I’m probably going to spark some controversy among readers here, but let me tell you this:
Always. Mix. Your. Music. Last.
Now, if you’ve been following my articles for a while you’ll have seen this tip and mindset pop up a few times already. I keep repeating it because I firmly believe that for most people, this is the best way to stay productive and make it all sound great.
Notice I said ‘most’ and not everyone… If I take a look around, It seems that quite a few people disagree with my workflow of splitting up mixing and producing. They argue that mixing as they go is good because they can create sounds that work within the context, aka they can make more room in the mix to fit in a sound. They say that they need things to sound good to get inspiration. According to them, modern music production takes on a different workflow.
While I agree that there sure are different ways to go about things, I truly believe mixing as you go will hurt your sound, your creativity and your productivity. Allow me to explain.
A long time ago, I started with music production. Let me tell you right now, I did not know what the hell I was doing. Sure, I had a pretty good ‘feel’ for composition, but didn’t have any theoretical or practical background. So I did what any kid starting in those days would do. I started to make music by layering take after take on an old tape recorder.
Shortly after I upgraded to one of those old ‘all in one’ Yamaha production keyboards. I’m talking integrated speakers, midi on floppy disks,… the works! The result, naturally, were numerous abominations that won’t ever see the light of day again.

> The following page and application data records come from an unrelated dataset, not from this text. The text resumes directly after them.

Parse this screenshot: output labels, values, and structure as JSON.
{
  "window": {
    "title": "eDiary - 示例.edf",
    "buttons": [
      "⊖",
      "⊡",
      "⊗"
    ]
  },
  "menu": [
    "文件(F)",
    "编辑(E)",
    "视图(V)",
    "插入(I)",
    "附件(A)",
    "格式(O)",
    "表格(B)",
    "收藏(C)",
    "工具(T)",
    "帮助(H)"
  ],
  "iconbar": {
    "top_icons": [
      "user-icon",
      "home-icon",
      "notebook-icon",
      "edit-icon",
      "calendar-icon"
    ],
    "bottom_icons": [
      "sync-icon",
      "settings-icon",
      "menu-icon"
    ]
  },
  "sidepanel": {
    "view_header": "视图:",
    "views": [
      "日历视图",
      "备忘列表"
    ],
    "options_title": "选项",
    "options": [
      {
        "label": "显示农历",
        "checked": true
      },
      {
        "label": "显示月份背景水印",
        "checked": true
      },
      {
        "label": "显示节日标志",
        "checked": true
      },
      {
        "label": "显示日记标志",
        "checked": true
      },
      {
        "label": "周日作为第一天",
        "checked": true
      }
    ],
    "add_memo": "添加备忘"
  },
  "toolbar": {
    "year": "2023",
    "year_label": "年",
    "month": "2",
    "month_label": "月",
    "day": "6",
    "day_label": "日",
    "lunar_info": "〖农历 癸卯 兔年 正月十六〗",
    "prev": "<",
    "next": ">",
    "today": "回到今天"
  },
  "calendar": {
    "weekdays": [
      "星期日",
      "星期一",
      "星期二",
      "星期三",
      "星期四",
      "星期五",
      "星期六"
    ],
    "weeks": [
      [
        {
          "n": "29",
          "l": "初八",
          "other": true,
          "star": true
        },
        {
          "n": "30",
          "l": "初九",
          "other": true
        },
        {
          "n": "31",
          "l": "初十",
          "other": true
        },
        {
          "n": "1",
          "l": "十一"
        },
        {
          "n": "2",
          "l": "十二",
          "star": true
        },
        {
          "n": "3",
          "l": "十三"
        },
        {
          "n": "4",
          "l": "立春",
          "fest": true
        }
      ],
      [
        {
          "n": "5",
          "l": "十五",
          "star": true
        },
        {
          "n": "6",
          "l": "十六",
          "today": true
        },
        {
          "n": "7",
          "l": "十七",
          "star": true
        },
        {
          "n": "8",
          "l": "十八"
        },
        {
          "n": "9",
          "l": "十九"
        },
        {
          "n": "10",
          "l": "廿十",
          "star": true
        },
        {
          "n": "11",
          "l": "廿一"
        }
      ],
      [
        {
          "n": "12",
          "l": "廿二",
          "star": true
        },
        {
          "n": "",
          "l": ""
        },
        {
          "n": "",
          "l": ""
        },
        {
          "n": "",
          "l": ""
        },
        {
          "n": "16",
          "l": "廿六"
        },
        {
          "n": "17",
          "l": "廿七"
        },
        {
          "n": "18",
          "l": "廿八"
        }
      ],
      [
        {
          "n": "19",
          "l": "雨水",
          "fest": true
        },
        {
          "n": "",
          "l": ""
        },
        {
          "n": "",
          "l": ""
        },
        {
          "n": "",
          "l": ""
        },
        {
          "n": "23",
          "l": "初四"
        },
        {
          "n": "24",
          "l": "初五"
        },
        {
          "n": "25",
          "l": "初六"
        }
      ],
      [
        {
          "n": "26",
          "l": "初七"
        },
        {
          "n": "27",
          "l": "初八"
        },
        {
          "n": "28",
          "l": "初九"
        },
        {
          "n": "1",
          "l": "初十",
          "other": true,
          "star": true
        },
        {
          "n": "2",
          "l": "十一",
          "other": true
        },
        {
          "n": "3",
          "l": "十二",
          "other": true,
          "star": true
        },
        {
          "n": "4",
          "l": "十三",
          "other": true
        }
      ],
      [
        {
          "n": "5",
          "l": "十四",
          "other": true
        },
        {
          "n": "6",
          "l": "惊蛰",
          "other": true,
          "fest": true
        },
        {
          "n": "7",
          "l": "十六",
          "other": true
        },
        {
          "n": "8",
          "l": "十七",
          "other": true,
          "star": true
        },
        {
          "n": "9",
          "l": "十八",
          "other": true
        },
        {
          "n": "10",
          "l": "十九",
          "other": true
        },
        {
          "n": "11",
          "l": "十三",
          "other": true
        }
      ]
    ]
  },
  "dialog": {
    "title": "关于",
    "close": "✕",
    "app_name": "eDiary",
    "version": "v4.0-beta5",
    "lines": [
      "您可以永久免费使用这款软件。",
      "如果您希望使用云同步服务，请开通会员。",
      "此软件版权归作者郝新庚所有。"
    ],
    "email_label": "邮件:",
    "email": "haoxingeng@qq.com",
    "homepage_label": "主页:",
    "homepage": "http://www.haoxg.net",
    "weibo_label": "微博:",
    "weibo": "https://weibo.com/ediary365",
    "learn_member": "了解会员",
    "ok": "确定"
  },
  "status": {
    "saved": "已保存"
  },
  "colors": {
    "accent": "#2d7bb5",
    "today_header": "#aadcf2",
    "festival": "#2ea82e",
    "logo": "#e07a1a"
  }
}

The point is, I got into composing with absolutely no knowledge about how to do things. I just went with my gut and kept going. Same thing happened when I had my first experience with a DAW. It was Magix Music Maker and I was blown away. Gone were the days where I’d simply layered take after take. I could actually edit stuff now! Multitracks! Plugins! Wow.
Because of this upgrade there lay before me countless possibilities to try. All things I never, ever dreamed of would be possible in the comfort of my own home. This was premium high-end studio stuff right here…
Anyway, I digress. At this point, I was still learning so many things by myself that I didn’t consider it necessary to get some formal training. I kept making music and it all continued to sound better and better every day. So I kept doing things as I went and for a while, I was content with just messing around and doing everything at once.
Then there was one thing, really just one, that made my music better. I understood that I was losing heaps of time with every song, just because I was doing everything at once. See, I was recording, immediately editing the track, mixing it and moving on to the next track in the song. Then I’d go back to the first track, tweak the mix of and maybe even re-recorded it with the same mix settings applied. To make things worse, I’d even get drawn into applying some master bus processing while I was recording and mixing. Because you know… it sounded better at the time. And then I’d sin unforgivingly, by continuing to tweak the mix while the master bus was being EQ’d, compressed…
Can you see how all this eventually turned into an extraordinary large mess? At the end of a song I would be in a situation where maybe I could hear a problem, but there wasn’t a chance in the world that I’d be able to find where the problem was. It was one, huge, enormous, incoherent, cluttered mess. That was NOT working in a productive manner. I decided a change was necessary. I tried separating all the different stages and never once looked back.
Music production is teamwork. If you’re alone, you need to put on different hats, at different times.
In the old days, music production has always been done in sequence. Perhaps by necessity, but it also portrayed a good work ethic. There would be a composer who came up with an idea, an arranger who’d lay out the instruments, a producer to keep the big picture in mind and get the musicians together, the recording engineer to record everything, the mix engineer to mix everything after it was recorded and then finally a mastering engineer to finetune the mix.
These days, you’ll agree that most people making music need to (and can) take on all these different roles at once. But that doesn’t mean that you need to do everything at once.
In fact, doing everything at once will eventually lead to a big mess in your head (and in your music) because you don’t allow yourself to focus on what’s important at the time. You’ll get distracted. You’ll get frustrated. You’ll try to do things that, at the time, you don’t need to be doing yet. You’ll add sounds because you want your music to have a bigger impact, while you could also be making that big impact with the art of mixing.
You need a good work ethic and separation of roles to be able to focus your efforts.
I told you my story because, when I say things like “mix your music last” and “keep your production separate from your mixing”, or “record/produce, then edit, then mix, then master” – I want you to know that I’m talking from personal experience.
I know why you would think that this mindset isn’t the best for everyone and frankly, I agree. Possibly not for every single soul on this planet. I also really understand why you might think: “meh, this is bullshit advice, because it’s working for me. My songs sound good”. I understand because I was in the exact same position as you are now. I too had my head way too far up my own ass to think otherwise.
The only thing I am able to do for you, is give you some advice. That’s really the only thing I’m here for. I’m not telling you that you MUST change your workflow. I’m merely suggesting that you give it a try. I know from personal experience that once I switched into the mentality of keeping my workflows separate, the quality of my sound increased tenfold. As did my productivity.
Maybe, just maybe, you’ll benefit too.